Roberto Luís Monte-Mór
Roberto Luís Monte-Mór

On Friday, Oct. 20, at the Underground Restaurant in the Student Centre on the Keele campus, Economics Professor Roberto Luís Monte-Mór  of the Federal University of Minas Gerais in Brazil will give a keynote, titled Extended Urbanization, Urban Utopias and Other Economies. His talk will run from 12 to 12:45pm.

Then from 12:45 to 2pm, a Mayors Panel with Bob Burton of Oakville, Linda Jeffrey of Brampton, Jeff Lehman of Barrie and Steve Parish of Ajax will discuss governing the changing state of the urban periphery. The GTA mayors will be joined by Toronto planning consultant Sean Hertel of the Greater Toronto Suburban Working Group and the City Institute at York University. The changing urban periphery refers to the towns and cities that make up the suburbs of Toronto, which now contain most of the region’s population and economic growth. The mayors will consider how these areas are becoming more central to socio-cultural identity and prosperity of one of the world’s preeminent regions.

Jennifer Robinson

From 2 to 2:45pm, there will be a keynote presentation by University College London (UCL) Professor Jennifer Robinson. Her presentation will focus on comparative suburban research and the lecture is titled, Some Effects of Comparing “Suburbs”: Methodological and Conceptual Innovations. Robinson is the co-director of the UCL Urban Laboratory and professor of human geography at the UCL Department of Geography. Her work explores the divide between western cities and those situated in the “Third world.”

Fulong Wu

On Saturday, Oct. 21, from 12 to 12:45pm, in Room 140 Health, Nursing & Environmental Studies Building, Fulong Wu, the Bartlett Professor of Planning at University College London, will deliver the conference’s governance keynote titled, Intertwined Modalities of Suburban Governance in China.
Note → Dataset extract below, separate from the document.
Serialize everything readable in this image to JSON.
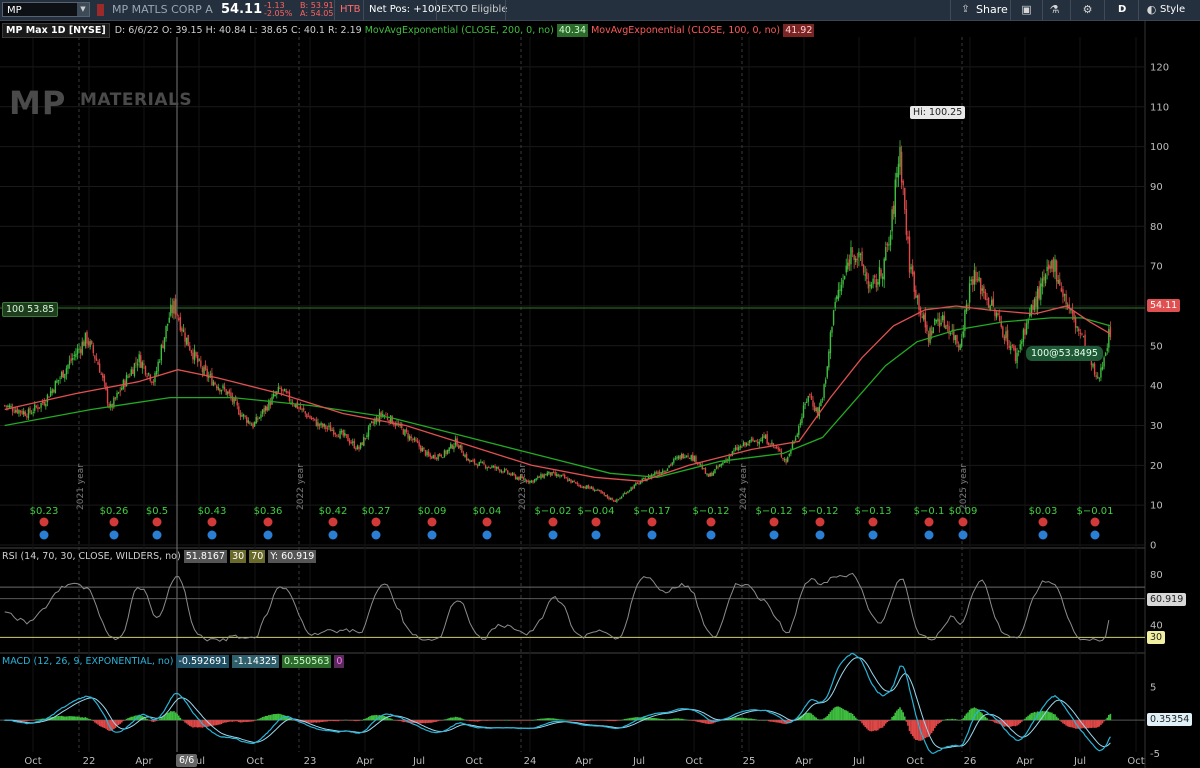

His research interests include urban development in China and its social and sustainable challenges. He has recently published a book, Planning for Growth: Urban and Regional Planning in China (2015, Routledge).

From 12:45 to 2pm, in the Zig Zag Gallery, 136 Health, Nursing & Environmental Studies Building, conference participants can take in a photography and data visualization exhibition on Urban Growth on the Periphery: Land, Urban Form, Infrastructure & Everyday Life. The exhibit is created by the Major Collaborative Research Initiative on Global Suburbanisms (MCRI) researchers Professors Ute Lehrer of York University’s Faculty of Environmental Studies (FES), Markus Moos of University of Waterloo, and Robert Walter-Joseph of Weston Consulting.

Crystal Legacy

Then from 2 to 2:45pm,  in 140 Health, Nursing & Environmental Studies Building, there will be another keynote, titled Infrastructure Planning in the (Sub)urban Age, by Crystal Legacy, a senior lecturer in Urban Planning at the University of Melbourne in Australia. Her research focuses on questions of urban conflict, the post-political city, and citizen participation. She is currently investigating the politics of urban transportation planning.

Roger Keil

From 4:30pm, 140 Health, Nursing & Environmental Studies Building, York University FES Professor Roger Keil, principal investigator of the MCRI and the author of the forthcoming book Suburban Planet, will wrap up the conference with the closing keynote , titled After Suburbia: Peripheral Notes on Urban Theory.

For more information, see a PDF version of the conference program. It is available at: